How can I calculate my bankroll?
Mr Blackjack shares his tips and experiences on building sizeable and sustainable bankrolls so you can play responsibly at the casino.
Calculating your bankroll. This comes back to whether you are playing blackjack to have fun or you are here to make money. Whichever reason, we'll help you determine how to calculate your bankroll so you can keep playing blackjack for longer.
If you are here to make money you need to set a certain amount aside for this business. I say business because it needs a life of its own and should not depend on outside money to survive.
You are its sole employee. You are the worker, and you have no salary as of yet. You also can not depend on the money that you invested in your blackjack company to pay your rent, food, or nights out. You have to be serious about how much you are willing to invest.
Set some rules that you will always follow and pretend the money isn’t yours to take. Say you go out and win big. It's not time to go out and play Mr CEO and buy a $300 Wagyu steak with a $40 glass of whiskey.
You are simply the employee whose job it is to grow that business. Reinvest that money back into the business. Your bankroll should be representative of a portion of your savings and the amount of disposable income you can part with on a monthly business.
When I started, I had next to nothing. My nightly bankroll was $50 but I knew that the $50 was the total amount I was willing to invest because it was all I had.
I worked as a cashier at a gas station making $6 an hour, and come Friday night it was time to hit the tables. After a few sessions, I took that $50 to $500, and then on from there.
A healthy way to look at this would be to look at your current balance in your bank account versus your bills and come up with your disposable income. This is extra money you don't need to survive. If you have $5,000 in your bank account and your disposable income is $2,000. Your initial investment would be $2,000 and then an extra $400 per month as an add-on which is 20% of your investment as a top-up.

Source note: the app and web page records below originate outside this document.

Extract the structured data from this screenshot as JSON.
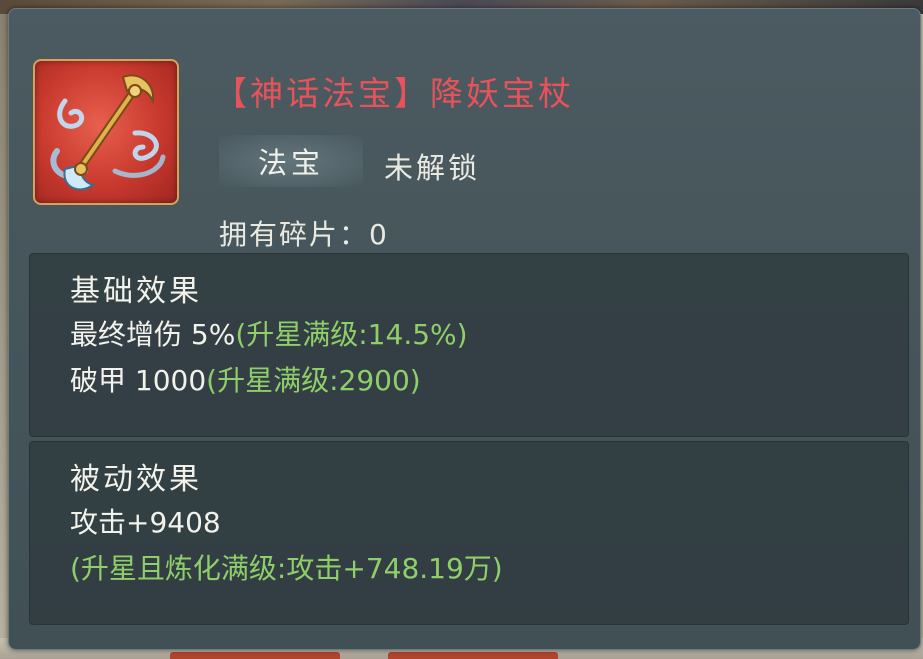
{
  "item": {
    "icon": "staff-icon",
    "title_open": "【",
    "title_category": "神话法宝",
    "title_close": "】",
    "title_name": "降妖宝杖",
    "tag": "法宝",
    "lock_status": "未解锁",
    "fragments_label": "拥有碎片：",
    "fragments_value": "0"
  },
  "basic_effects": {
    "heading": "基础效果",
    "rows": [
      {
        "label": "最终增伤 5%",
        "max": "(升星满级:14.5%)"
      },
      {
        "label": "破甲 1000",
        "max": "(升星满级:2900)"
      }
    ]
  },
  "passive_effects": {
    "heading": "被动效果",
    "value": "攻击+9408",
    "max": "(升星且炼化满级:攻击+748.19万)"
  },
  "colors": {
    "title": "#e8525b",
    "max_text": "#8fcf6a",
    "panel": "#46565b",
    "icon_bg": "#c8392e",
    "icon_border": "#d6a35a"
  }
}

Depending on how often you play and how well you play, you may never need the monthly top-up. The monthly top-up covers any potential downswings and ensures you aren’t touching your rent money when you are playing blackjack. Also, it will help you slow your roll if you know what I mean.
Once you have achieved your 5X goal, you can start withdrawing and spending your winnings. As a rule, try and stay at least within the 4x to 5x of your initial investment.
This lets you continue to play at the higher stakes without hurting your overall earning potential. Go out and buy yourself that Wagyu. You've earned it.
What this lesson covers
- How to calculate a bankroll that suits your budget
- How to build your bankroll
- Best practices to avoid draining your bankroll
Meet Mr Blackjack
With a career spanning two decades, Mathieu Blake knows his way around a blackjack table. He's taught and entertained over 100,000 subscribers on his YouTube channel NeverSplit10's . In this series he'll take you through basic strategy, card counting, and bankroll management. Take a seat with Mr Blackjack and become a winning player.
- How much bankroll do I need?
Blackjack players generally get through 30-40 hands per hour. Decide how long you want to play for, then calculate how much you can afford to wager per hand, per hour, and assess whether the amount is realistic. Say you want to play blackjack for two hours; that’s 80 hands. If you get $5 per hand that’s $400 minimum.
- Should I manage my bankroll differently for online blackjack games?
Online casinos operate bankrolls and winnings differently from brick-and-mortar venues. Check whether the online casino you choose has any minimum withdrawal requirements or additional withdrawal fees that might affect your winnings. Be strict about setting time limits for your gameplay, and withdraw your winnings when you have hit your target.
- How much bankroll do I need to be considered a high roller?
High roller tables usually have a minimum bet limit of $100 and reach $1,000 or more on upper limits. You need a bankroll that can sustain these bet sizes in real money blackjack for several hours to consider yourself a high roller.
- How often should I review my bankroll?
This depends on your reason for playing. If you’re playing to make money, review your bankroll after each session and every month to see whether you’ve reached your goals. This will also help you see whether your skills in basic strategy and card counting are improving too.
- What if I don’t achieve my 5X bankroll growth goal?
If you don’t meet your goal in the time you anticipated, revisit your sessions. Determine what hands caused you the biggest losses, and focus on improving your blackjack skills. Set more realistic expectations for your goals to avoid putting unnecessary stress on yourself, which could cause you to make poor choices.
- Can I realistically build a big bankroll on small cash amounts?
It is possible if you look at growing your bankroll over six months or a year. If you’re hoping to bet small amounts and win big in blackjack in one session, you will likely be disappointed.
- Will my bankroll last longer at a full blackjack table?
Having more players at the table will slow the game speed down, meaning you will play fewer hands per hour. While this means your bankroll might stretch for longer, it also means you’re playing fewer hands that you can win payouts on too.